* **What is being asked**
The response must contain every line of the records that follow, duplicated exactly.

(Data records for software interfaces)
:::::

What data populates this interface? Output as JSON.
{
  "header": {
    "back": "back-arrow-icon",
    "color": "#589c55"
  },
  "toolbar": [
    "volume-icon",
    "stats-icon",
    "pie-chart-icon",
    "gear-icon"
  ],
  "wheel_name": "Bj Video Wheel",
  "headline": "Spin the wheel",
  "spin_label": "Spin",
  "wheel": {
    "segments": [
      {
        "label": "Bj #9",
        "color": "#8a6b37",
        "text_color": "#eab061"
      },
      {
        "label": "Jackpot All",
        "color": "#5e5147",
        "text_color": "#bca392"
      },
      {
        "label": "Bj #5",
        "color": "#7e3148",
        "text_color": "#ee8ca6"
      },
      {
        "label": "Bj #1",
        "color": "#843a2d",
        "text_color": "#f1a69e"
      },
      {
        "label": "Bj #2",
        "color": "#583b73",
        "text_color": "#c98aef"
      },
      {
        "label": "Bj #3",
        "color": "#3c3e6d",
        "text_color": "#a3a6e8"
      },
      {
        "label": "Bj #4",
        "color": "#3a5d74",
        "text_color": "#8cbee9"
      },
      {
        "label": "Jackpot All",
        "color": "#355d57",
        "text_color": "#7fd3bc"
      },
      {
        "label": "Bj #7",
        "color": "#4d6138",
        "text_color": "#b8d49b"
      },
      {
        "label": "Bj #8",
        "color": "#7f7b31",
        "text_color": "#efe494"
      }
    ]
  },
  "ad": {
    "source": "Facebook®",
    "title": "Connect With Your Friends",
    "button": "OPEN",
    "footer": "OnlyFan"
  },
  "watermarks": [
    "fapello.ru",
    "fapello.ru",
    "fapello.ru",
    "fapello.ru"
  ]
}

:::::

* **Answer to this task**
What data populates this interface? Output as JSON.
{
  "header": {
    "back": "back-arrow-icon",
    "color": "#589c55"
  },
  "toolbar": [
    "volume-icon",
    "stats-icon",
    "pie-chart-icon",
    "gear-icon"
  ],
  "wheel_name": "Bj Video Wheel",
  "headline": "Spin the wheel",
  "spin_label": "Spin",
  "wheel": {
    "segments": [
      {
        "label": "Bj #9",
        "color": "#8a6b37",
        "text_color": "#eab061"
      },
      {
        "label": "Jackpot All",
        "color": "#5e5147",
        "text_color": "#bca392"
      },
      {
        "label": "Bj #5",
        "color": "#7e3148",
        "text_color": "#ee8ca6"
      },
      {
        "label": "Bj #1",
        "color": "#843a2d",
        "text_color": "#f1a69e"
      },
      {
        "label": "Bj #2",
        "color": "#583b73",
        "text_color": "#c98aef"
      },
      {
        "label": "Bj #3",
        "color": "#3c3e6d",
        "text_color": "#a3a6e8"
      },
      {
        "label": "Bj #4",
        "color": "#3a5d74",
        "text_color": "#8cbee9"
      },
      {
        "label": "Jackpot All",
        "color": "#355d57",
        "text_color": "#7fd3bc"
      },
      {
        "label": "Bj #7",
        "color": "#4d6138",
        "text_color": "#b8d49b"
      },
      {
        "label": "Bj #8",
        "color": "#7f7b31",
        "text_color": "#efe494"
      }
    ]
  },
  "ad": {
    "source": "Facebook®",
    "title": "Connect With Your Friends",
    "button": "OPEN",
    "footer": "OnlyFan"
  },
  "watermarks": [
    "fapello.ru",
    "fapello.ru",
    "fapello.ru",
    "fapello.ru"
  ]
}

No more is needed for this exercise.